OVI includes driving a vehicle while under the influence of alcohol, a drug of abuse, or a combination of them. Though similar to the term “DUI” (driving under the influence), OVI is often the preferred term used by law enforcement professionals.

Though any car accident presents a danger to occupants, an accident that involves a driver operating under the influence often results in more serious injuries and sometimes even death because of the reckless nature of the driving prior to the incident.

Victims May be Eligible to File a Drunk Driving Lawsuit

Those who are victims in an accident involving alcohol or drugs may be eligible for the following types of personal injury lawsuits:

  • Commercial truck lawsuit: If the driver was under the influence while operating a commercial truck, he and the company he worked for may both be held liable for damages.
  • Wrongful death lawsuit: If you or a loved one was killed in an accident involving a drunk driver or a driver under the influence of drugs, you may be eligible for more than the insurance company is willing to pay you. A personal injury lawsuit can help you recover the compensation you deserve.
  • Drunk-driving lawsuit: In most cases, the driver’s insurance company will be required to compensate victims or injuries and losses. Because insurance companies act in their own interests, however, the settlement they offer may be less than satisfactory.
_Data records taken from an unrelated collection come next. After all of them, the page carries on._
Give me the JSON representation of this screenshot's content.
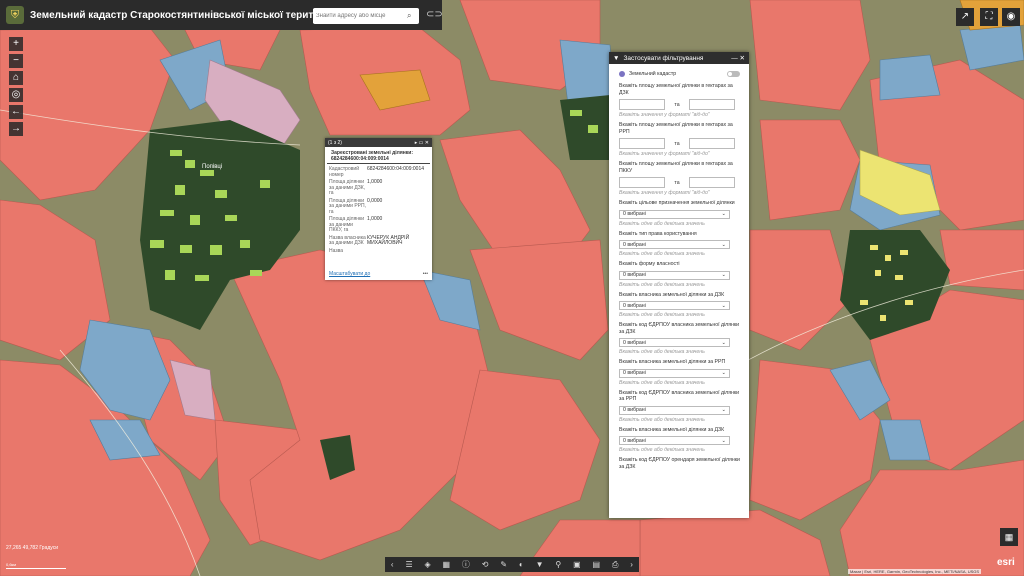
{
  "app": {
    "title": "Земельний кадастр Старокостянтинівської міської територіальної громади",
    "search_placeholder": "Знайти адресу або місце",
    "logo_icon": "coat-of-arms-icon"
  },
  "map": {
    "colors": {
      "parcel_red": "#e9776b",
      "parcel_blue": "#7ea8c9",
      "parcel_green": "#a9d658",
      "parcel_yellow": "#ece472",
      "parcel_pink": "#d8aec1",
      "parcel_orange": "#e3a23a",
      "forest": "#2f4a2a",
      "field_bg": "#8a8a68"
    },
    "place_label": "Попівці"
  },
  "popup": {
    "counter": "(1 з 2)",
    "title": "Зареєстровані земельні ділянки: 6824284600:04:009:0014",
    "rows": [
      {
        "key": "Кадастровий номер",
        "value": "6824284600:04:009:0014"
      },
      {
        "key": "Площа ділянки за даними ДЗК, га",
        "value": "1,0000"
      },
      {
        "key": "Площа ділянки за даними РРП, га",
        "value": "0,0000"
      },
      {
        "key": "Площа ділянки за даними ПККУ, га",
        "value": "1,0000"
      },
      {
        "key": "Назва власника за даними ДЗК",
        "value": "КУЧЕРУК АНДРІЙ МИХАЙЛОВИЧ"
      },
      {
        "key": "Назва",
        "value": ""
      }
    ],
    "zoom_link": "Масштабувати до",
    "more": "•••"
  },
  "filter_panel": {
    "title": "Застосувати фільтрування",
    "layer_name": "Земельний кадастр",
    "range_sep": "та",
    "range_hint": "Вкажіть значення у форматі \"від-до\"",
    "select_value": "0 вибрані",
    "select_hint": "Вкажіть одне або декілька значень",
    "ranges": [
      "Вкажіть площу земельної ділянки в гектарах за ДЗК",
      "Вкажіть площу земельної ділянки в гектарах за РРП",
      "Вкажіть площу земельної ділянки в гектарах за ПККУ"
    ],
    "selects": [
      "Вкажіть цільове призначення земельної ділянки",
      "Вкажіть тип права користування",
      "Вкажіть форму власності",
      "Вкажіть власника земельної ділянки за ДЗК",
      "Вкажіть код ЄДРПОУ власника земельної ділянки за ДЗК",
      "Вкажіть власника земельної ділянки за РРП",
      "Вкажіть код ЄДРПОУ власника земельної ділянки за РРП",
      "Вкажіть власника земельної ділянки за ДЗК",
      "Вкажіть код ЄДРПОУ орендаря земельної ділянки за ДЗК"
    ]
  },
  "status": {
    "coordinates": "27,265 49,782 Градуси",
    "scale": "0,6км",
    "attribution": "Maxar | Esri, HERE, Garmin, GeoTechnologies, Inc., METI/NASA, USGS",
    "esri": "esri"
  }
}
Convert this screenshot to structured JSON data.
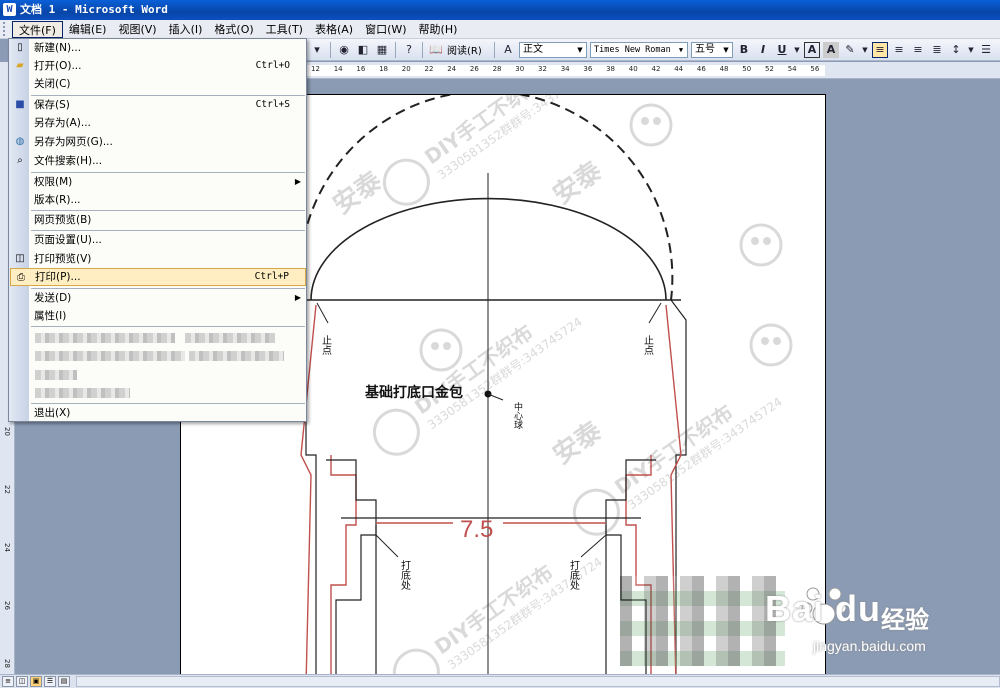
{
  "window": {
    "title": "文档 1 - Microsoft Word"
  },
  "menubar": {
    "items": [
      "文件(F)",
      "编辑(E)",
      "视图(V)",
      "插入(I)",
      "格式(O)",
      "工具(T)",
      "表格(A)",
      "窗口(W)",
      "帮助(H)"
    ],
    "active_index": 0
  },
  "toolbar": {
    "reading_label": "阅读(R)",
    "style_value": "正文",
    "font_value": "Times New Roman",
    "size_value": "五号",
    "bold": "B",
    "italic": "I",
    "underline": "U",
    "char_border": "A",
    "char_shade": "A"
  },
  "ruler": {
    "ticks": [
      "12",
      "14",
      "16",
      "18",
      "20",
      "22",
      "24",
      "26",
      "28",
      "30",
      "32",
      "34",
      "36",
      "38",
      "40",
      "42",
      "44",
      "46",
      "48",
      "50",
      "52",
      "54",
      "56"
    ]
  },
  "vruler": {
    "ticks": [
      "20",
      "22",
      "24",
      "26",
      "28"
    ]
  },
  "file_menu": {
    "items": [
      {
        "label": "新建(N)...",
        "shortcut": "",
        "icon": "new-doc-icon"
      },
      {
        "label": "打开(O)...",
        "shortcut": "Ctrl+O",
        "icon": "open-folder-icon"
      },
      {
        "label": "关闭(C)",
        "shortcut": "",
        "icon": ""
      },
      {
        "label": "保存(S)",
        "shortcut": "Ctrl+S",
        "icon": "save-disk-icon"
      },
      {
        "label": "另存为(A)...",
        "shortcut": "",
        "icon": ""
      },
      {
        "label": "另存为网页(G)...",
        "shortcut": "",
        "icon": "save-web-icon"
      },
      {
        "label": "文件搜索(H)...",
        "shortcut": "",
        "icon": "search-file-icon"
      },
      {
        "label": "权限(M)",
        "shortcut": "",
        "icon": ""
      },
      {
        "label": "版本(R)...",
        "shortcut": "",
        "icon": ""
      },
      {
        "label": "网页预览(B)",
        "shortcut": "",
        "icon": ""
      },
      {
        "label": "页面设置(U)...",
        "shortcut": "",
        "icon": ""
      },
      {
        "label": "打印预览(V)",
        "shortcut": "",
        "icon": "print-preview-icon"
      },
      {
        "label": "打印(P)...",
        "shortcut": "Ctrl+P",
        "icon": "printer-icon"
      },
      {
        "label": "发送(D)",
        "shortcut": "",
        "icon": ""
      },
      {
        "label": "属性(I)",
        "shortcut": "",
        "icon": ""
      },
      {
        "label": "退出(X)",
        "shortcut": "",
        "icon": ""
      }
    ],
    "highlighted_label": "打印(P)..."
  },
  "document": {
    "label_stop_left": "止点",
    "label_stop_right": "止点",
    "label_center": "中心球",
    "label_title": "基础打底口金包",
    "label_base_left": "打底处",
    "label_base_right": "打底处",
    "dimension": "7.5",
    "watermark_brand": "DIY手工不织布",
    "watermark_qq": "3330581352群群号:343745724",
    "watermark_name": "安泰"
  },
  "baidu": {
    "word": "Bai du",
    "cn": "经验",
    "url": "jingyan.baidu.com"
  },
  "colors": {
    "titlebar": "#0a5fd8",
    "menu_highlight": "#ffeec2",
    "pattern_red": "#c0504d"
  }
}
A third-party claim against the insurance carrier can help ensure a more fair settlement.
  • Serious injuries: If you live in a No-Fault state (check with your auto accident lawyer), your own insurance is required to pay your medical bills. If your injuries require more than the threshold amount, however, you may be able to pursue a personal claim against the driver.

Compensation Possible Through a Personal Injury Lawsuit

Though the multi-state crackdown is helping to reduce OVI-related crashes—they dropped from an average of 43 percent of all fatal crashes between 2010 and 2012 to 33 percent in 2013—these types of accidents can still happen, wreaking havoc in families.

Nicole Johnson Staeuble of Huber Heights, Ohio, was awarded $2.85 million in 2013 when a jury agreed she deserved compensation after a car accident with a drunk driver caused her multiple injuries. Both the drunk driver, who worked at a Dayton strip club, and the strip club itself—because it was determined they encouraged dancers to drink on the job—were held liable.

Comments are closed.

Of Interest